- Prompt -
Show every line of the material that follows in which the word "Propriétés" occurs.

- Available records -
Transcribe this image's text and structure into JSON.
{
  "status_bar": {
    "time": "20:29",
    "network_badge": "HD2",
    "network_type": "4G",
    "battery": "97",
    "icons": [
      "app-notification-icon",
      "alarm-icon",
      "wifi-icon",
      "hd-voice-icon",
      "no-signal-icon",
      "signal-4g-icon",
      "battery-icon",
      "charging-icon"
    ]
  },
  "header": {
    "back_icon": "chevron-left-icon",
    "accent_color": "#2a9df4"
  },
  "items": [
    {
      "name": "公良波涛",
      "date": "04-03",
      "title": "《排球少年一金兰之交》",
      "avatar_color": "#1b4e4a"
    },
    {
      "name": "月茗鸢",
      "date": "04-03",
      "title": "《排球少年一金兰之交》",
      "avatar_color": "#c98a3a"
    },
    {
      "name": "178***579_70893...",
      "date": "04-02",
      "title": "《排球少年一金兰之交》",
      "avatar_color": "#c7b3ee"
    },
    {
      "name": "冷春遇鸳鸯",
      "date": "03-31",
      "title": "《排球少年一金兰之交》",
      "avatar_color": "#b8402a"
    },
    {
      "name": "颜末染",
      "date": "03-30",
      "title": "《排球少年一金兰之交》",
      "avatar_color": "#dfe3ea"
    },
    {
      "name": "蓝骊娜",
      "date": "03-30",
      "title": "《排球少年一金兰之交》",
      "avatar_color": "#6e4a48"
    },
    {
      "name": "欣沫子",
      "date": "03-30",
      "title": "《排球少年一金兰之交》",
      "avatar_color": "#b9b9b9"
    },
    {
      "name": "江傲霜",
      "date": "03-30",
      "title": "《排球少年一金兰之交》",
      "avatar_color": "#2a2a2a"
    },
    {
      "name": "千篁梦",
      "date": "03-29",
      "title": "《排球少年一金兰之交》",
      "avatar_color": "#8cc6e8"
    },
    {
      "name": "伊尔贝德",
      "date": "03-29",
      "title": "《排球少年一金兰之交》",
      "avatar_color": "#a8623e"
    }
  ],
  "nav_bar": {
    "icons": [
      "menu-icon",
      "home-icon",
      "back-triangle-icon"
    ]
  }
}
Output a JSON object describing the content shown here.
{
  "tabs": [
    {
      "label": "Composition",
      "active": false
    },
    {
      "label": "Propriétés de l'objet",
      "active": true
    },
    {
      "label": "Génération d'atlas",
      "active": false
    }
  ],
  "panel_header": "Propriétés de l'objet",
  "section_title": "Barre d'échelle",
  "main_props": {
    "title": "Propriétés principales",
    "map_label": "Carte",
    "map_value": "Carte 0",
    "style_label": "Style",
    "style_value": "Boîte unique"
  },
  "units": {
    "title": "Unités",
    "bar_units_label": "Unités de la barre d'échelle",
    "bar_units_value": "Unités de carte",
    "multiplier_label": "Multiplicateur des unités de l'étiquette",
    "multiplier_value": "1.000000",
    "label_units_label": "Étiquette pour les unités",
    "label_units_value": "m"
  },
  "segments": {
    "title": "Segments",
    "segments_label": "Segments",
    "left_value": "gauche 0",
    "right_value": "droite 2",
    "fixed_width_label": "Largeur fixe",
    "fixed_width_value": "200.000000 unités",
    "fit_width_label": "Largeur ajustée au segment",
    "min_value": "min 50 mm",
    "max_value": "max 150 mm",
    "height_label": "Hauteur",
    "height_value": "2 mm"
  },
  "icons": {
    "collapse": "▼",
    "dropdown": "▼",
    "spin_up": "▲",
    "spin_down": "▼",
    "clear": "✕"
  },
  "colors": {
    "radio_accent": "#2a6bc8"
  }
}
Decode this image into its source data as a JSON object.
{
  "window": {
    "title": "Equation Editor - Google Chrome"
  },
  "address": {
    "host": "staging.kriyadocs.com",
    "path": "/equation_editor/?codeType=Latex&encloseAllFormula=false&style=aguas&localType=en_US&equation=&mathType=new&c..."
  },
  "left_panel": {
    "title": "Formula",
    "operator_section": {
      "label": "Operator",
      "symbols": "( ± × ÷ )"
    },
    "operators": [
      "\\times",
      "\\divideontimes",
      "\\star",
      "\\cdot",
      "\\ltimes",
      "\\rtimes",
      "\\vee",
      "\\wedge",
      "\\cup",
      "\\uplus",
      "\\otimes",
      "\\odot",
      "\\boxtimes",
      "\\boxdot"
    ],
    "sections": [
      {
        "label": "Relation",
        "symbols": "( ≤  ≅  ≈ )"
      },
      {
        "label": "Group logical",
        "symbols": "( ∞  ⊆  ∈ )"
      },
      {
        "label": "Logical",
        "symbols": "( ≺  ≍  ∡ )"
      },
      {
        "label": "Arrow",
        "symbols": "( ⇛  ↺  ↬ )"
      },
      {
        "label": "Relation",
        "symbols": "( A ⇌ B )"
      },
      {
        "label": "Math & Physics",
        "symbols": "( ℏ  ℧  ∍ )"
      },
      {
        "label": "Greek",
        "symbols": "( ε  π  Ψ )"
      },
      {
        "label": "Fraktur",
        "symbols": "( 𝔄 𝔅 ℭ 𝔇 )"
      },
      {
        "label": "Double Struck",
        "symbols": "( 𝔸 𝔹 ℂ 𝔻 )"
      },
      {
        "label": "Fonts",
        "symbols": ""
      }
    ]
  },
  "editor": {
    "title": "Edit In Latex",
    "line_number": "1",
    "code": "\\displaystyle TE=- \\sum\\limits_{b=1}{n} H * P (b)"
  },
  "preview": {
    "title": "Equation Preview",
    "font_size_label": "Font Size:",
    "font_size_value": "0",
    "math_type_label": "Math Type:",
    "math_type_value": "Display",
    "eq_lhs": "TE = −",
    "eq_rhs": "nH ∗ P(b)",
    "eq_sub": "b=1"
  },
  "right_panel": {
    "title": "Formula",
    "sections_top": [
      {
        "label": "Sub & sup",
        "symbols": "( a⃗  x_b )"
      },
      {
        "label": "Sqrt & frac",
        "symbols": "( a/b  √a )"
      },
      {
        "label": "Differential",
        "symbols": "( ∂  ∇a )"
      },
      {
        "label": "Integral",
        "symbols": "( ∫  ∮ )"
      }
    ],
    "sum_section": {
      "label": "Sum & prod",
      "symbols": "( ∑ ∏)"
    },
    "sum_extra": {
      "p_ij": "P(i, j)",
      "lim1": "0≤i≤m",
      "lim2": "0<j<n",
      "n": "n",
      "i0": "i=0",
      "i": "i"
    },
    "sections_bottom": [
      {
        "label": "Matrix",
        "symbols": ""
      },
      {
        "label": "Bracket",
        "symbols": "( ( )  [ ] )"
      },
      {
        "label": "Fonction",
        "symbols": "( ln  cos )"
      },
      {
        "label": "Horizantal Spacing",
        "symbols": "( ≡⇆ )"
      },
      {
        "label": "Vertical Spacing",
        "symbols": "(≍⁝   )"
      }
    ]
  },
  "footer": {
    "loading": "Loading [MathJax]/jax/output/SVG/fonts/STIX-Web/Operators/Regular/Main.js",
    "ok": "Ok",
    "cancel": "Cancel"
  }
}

- Answer box -
      "label": "Propriétés de l'objet",
  "panel_header": "Propriétés de l'objet",
    "title": "Propriétés principales",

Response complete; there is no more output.